Stranded EV? Help Is Near. Well, Not Quite ...
„When you run out of battery with your EV, no AAA will help you – except with a tow.”
This line is a favorite weapon in the low-level propaganda war between gas and electric. Now Nissan, purveyor of the Leaf, goes on the counter-attack. Nissan deployed its first roadside service vehicle equipped with a charger to assist EVs that ran out of juice.
So far, it’s a trial only, together with the Japan Automobile Federation (JAF), Japan’s counterpart of the AAA. The trial service commences on June 7, 2011.
JAF will deploy the roadside service vehicle with the charger from its Kanagawa branch office and will use it on a trial basis as part of its service menu from fiscal year 2011.
There are other precautions that need to be taken. Masakazu Kume, Executive Director of the JAF said: “We have already prepared insulated gloves and goggles for our service vehicle staff to assist EVs. We will actively respond to requests from EV motorists as more and more EVs hit the road.”

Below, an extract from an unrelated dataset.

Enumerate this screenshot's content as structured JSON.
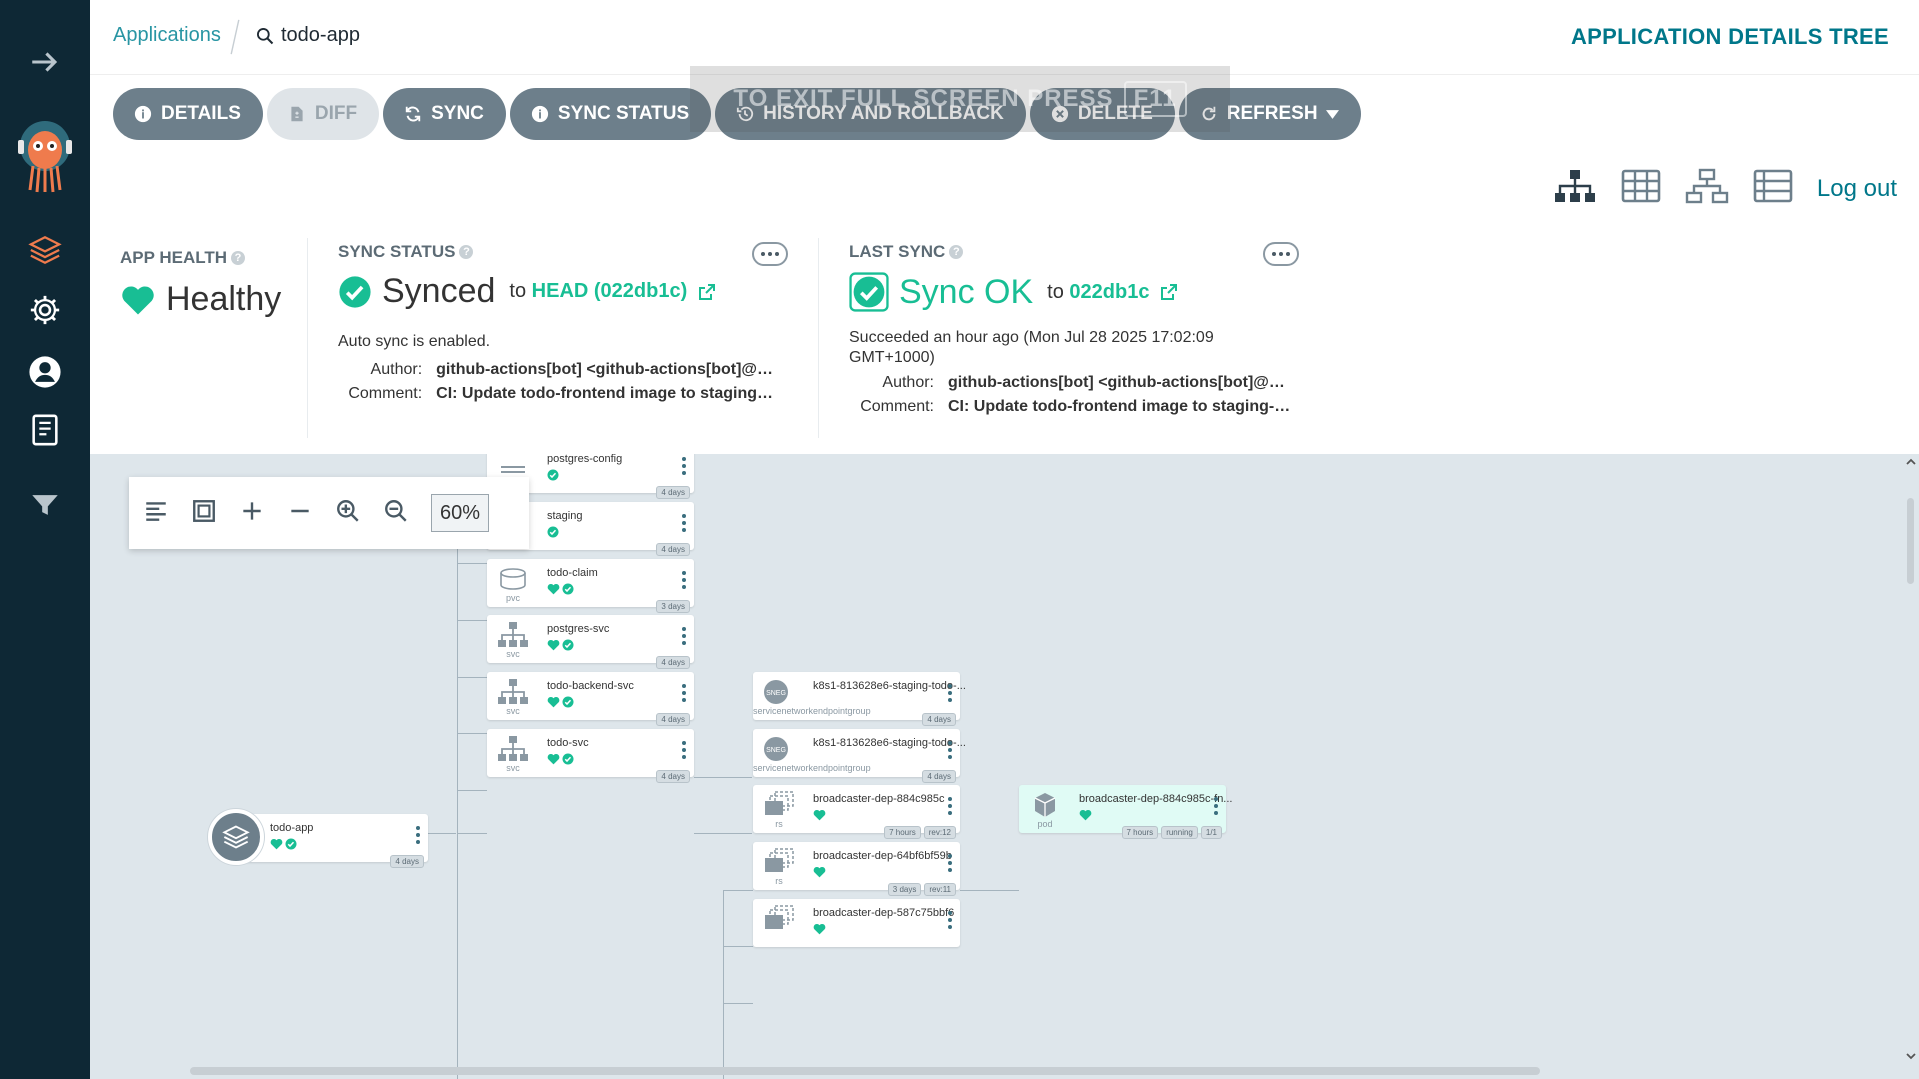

Remember: This is only a test. There is only one vehicle in Japan, in Kanagawa, outside of Tokyo. AAA doesn’t have such a truck. So keep watching that gauge.

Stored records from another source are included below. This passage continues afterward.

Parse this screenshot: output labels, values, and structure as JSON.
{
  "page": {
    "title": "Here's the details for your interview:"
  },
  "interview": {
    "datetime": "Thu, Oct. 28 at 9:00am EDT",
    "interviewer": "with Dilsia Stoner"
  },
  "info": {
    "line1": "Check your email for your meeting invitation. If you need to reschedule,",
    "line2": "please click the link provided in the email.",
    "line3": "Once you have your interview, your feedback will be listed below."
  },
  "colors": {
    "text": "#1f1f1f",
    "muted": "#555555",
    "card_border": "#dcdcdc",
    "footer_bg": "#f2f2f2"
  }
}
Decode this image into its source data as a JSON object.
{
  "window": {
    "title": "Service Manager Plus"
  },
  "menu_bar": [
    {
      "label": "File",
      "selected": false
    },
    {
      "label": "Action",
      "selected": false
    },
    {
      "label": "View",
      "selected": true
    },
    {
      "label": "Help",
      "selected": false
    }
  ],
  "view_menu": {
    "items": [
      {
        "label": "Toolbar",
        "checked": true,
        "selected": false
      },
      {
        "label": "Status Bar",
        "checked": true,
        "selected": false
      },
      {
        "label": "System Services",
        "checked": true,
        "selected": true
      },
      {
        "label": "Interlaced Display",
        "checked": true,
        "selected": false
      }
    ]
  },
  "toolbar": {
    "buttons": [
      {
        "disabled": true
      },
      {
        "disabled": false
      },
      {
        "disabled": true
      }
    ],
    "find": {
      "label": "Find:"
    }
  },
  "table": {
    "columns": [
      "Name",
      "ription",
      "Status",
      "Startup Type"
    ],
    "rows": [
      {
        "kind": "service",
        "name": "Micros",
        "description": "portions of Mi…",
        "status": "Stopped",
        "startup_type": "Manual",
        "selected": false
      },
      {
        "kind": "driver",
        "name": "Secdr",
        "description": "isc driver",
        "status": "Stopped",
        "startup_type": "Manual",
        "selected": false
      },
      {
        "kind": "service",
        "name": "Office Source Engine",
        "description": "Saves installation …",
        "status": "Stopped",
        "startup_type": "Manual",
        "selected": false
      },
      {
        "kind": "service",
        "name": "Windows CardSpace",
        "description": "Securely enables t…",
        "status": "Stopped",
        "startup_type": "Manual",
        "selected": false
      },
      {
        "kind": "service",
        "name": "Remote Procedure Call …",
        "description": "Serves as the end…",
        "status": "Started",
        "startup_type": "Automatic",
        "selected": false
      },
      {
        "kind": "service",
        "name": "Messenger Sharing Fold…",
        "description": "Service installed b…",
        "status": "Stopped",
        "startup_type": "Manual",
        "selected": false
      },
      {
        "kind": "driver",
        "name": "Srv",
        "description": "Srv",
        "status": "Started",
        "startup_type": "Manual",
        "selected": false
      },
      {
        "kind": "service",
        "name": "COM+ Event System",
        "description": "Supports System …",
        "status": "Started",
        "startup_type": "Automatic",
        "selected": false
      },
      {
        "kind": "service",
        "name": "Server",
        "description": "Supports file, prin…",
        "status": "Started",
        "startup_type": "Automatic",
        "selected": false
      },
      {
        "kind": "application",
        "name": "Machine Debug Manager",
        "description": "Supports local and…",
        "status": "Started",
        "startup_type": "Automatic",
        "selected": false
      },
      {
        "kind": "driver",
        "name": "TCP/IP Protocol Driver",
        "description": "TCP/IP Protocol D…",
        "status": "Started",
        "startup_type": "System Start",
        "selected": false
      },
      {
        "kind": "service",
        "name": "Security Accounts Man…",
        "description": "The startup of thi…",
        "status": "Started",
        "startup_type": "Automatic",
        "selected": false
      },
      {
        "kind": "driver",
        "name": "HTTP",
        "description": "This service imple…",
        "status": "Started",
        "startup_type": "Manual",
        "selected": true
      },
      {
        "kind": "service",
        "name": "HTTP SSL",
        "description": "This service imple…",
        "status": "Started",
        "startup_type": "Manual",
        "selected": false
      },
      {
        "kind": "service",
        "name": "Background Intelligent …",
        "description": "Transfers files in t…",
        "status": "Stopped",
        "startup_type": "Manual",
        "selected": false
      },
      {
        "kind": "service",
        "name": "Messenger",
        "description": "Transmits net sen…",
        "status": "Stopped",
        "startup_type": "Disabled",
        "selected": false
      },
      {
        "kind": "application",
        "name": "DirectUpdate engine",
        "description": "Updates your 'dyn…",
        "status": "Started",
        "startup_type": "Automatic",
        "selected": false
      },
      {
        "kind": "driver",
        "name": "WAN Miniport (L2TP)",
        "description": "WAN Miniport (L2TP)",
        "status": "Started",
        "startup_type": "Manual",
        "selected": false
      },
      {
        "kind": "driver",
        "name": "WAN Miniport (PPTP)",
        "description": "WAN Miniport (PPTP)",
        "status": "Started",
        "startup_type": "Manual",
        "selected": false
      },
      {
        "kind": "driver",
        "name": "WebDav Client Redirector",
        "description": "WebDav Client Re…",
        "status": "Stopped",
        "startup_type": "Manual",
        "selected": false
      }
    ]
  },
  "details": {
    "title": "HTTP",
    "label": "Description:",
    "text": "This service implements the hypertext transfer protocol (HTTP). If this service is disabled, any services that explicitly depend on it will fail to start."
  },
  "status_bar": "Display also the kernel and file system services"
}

For this to make practical sense, that truck is going to have to be equipped with one of the 440v fast chargers. Something that an hour's worth of charge would let you get straight home. And yeah, I don't get the EV hate, either. There's a lot of people out there who are really resistant to any kind of change, obviously.

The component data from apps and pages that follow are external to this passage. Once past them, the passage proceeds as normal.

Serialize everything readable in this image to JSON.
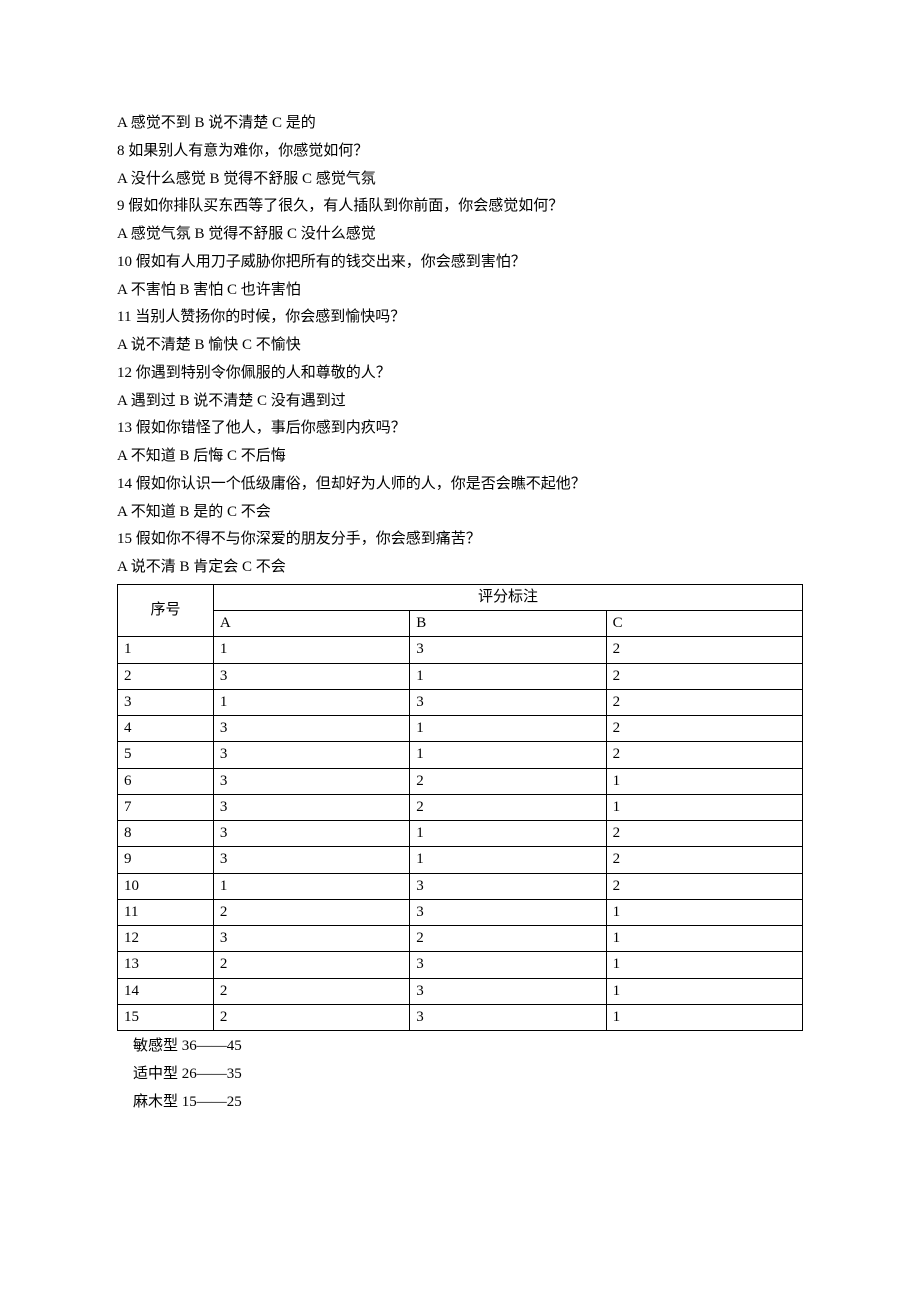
{
  "questions": [
    {
      "answers": "A 感觉不到 B 说不清楚 C 是的"
    },
    {
      "q": "8 如果别人有意为难你，你感觉如何？",
      "answers": "A 没什么感觉 B 觉得不舒服 C 感觉气氛"
    },
    {
      "q": "9 假如你排队买东西等了很久，有人插队到你前面，你会感觉如何？",
      "answers": "A 感觉气氛 B 觉得不舒服 C 没什么感觉"
    },
    {
      "q": "10 假如有人用刀子威胁你把所有的钱交出来，你会感到害怕？",
      "answers": "A 不害怕 B 害怕 C 也许害怕"
    },
    {
      "q": "11 当别人赞扬你的时候，你会感到愉快吗？",
      "answers": "A 说不清楚 B 愉快 C 不愉快"
    },
    {
      "q": "12 你遇到特别令你佩服的人和尊敬的人？",
      "answers": "A 遇到过 B 说不清楚 C 没有遇到过"
    },
    {
      "q": "13 假如你错怪了他人，事后你感到内疚吗？",
      "answers": "A 不知道 B 后悔 C 不后悔"
    },
    {
      "q": "14 假如你认识一个低级庸俗，但却好为人师的人，你是否会瞧不起他？",
      "answers": "A 不知道 B 是的 C 不会"
    },
    {
      "q": "15 假如你不得不与你深爱的朋友分手，你会感到痛苦？",
      "answers": "A 说不清 B 肯定会 C 不会"
    }
  ],
  "table": {
    "header_seq": "序号",
    "header_score": "评分标注",
    "col_a": "A",
    "col_b": "B",
    "col_c": "C",
    "rows": [
      {
        "n": "1",
        "a": "1",
        "b": "3",
        "c": "2"
      },
      {
        "n": "2",
        "a": "3",
        "b": "1",
        "c": "2"
      },
      {
        "n": "3",
        "a": "1",
        "b": "3",
        "c": "2"
      },
      {
        "n": "4",
        "a": "3",
        "b": "1",
        "c": "2"
      },
      {
        "n": "5",
        "a": "3",
        "b": "1",
        "c": "2"
      },
      {
        "n": "6",
        "a": "3",
        "b": "2",
        "c": "1"
      },
      {
        "n": "7",
        "a": "3",
        "b": "2",
        "c": "1"
      },
      {
        "n": "8",
        "a": "3",
        "b": "1",
        "c": "2"
      },
      {
        "n": "9",
        "a": "3",
        "b": "1",
        "c": "2"
      },
      {
        "n": "10",
        "a": "1",
        "b": "3",
        "c": "2"
      },
      {
        "n": "11",
        "a": "2",
        "b": "3",
        "c": "1"
      },
      {
        "n": "12",
        "a": "3",
        "b": "2",
        "c": "1"
      },
      {
        "n": "13",
        "a": "2",
        "b": "3",
        "c": "1"
      },
      {
        "n": "14",
        "a": "2",
        "b": "3",
        "c": "1"
      },
      {
        "n": "15",
        "a": "2",
        "b": "3",
        "c": "1"
      }
    ]
  },
  "results": {
    "sensitive": "敏感型 36——45",
    "moderate": "适中型  26——35",
    "numb": "麻木型  15——25"
  }
}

I'm a Leaf fan, but that picture is not very compelling for EVs.
I would guess that it would be faster and cheaper to simply tow the car to the nearest charging station or home.
I think EVs running out of juice will be relatively rare, not much more frequent than gas cars running out of gas, which does happen. EV drivers are acutely aware of their remaining range, and take that into consideration, along with nearby recharging points and distance to home. Furthermore, as with drivers whose gas cars are running on fumes, EV drivers are at least likely to try to get themselves off of a freeway or other crowded street if they're about to run out, so I don't think you'll see them clogging up freeways either.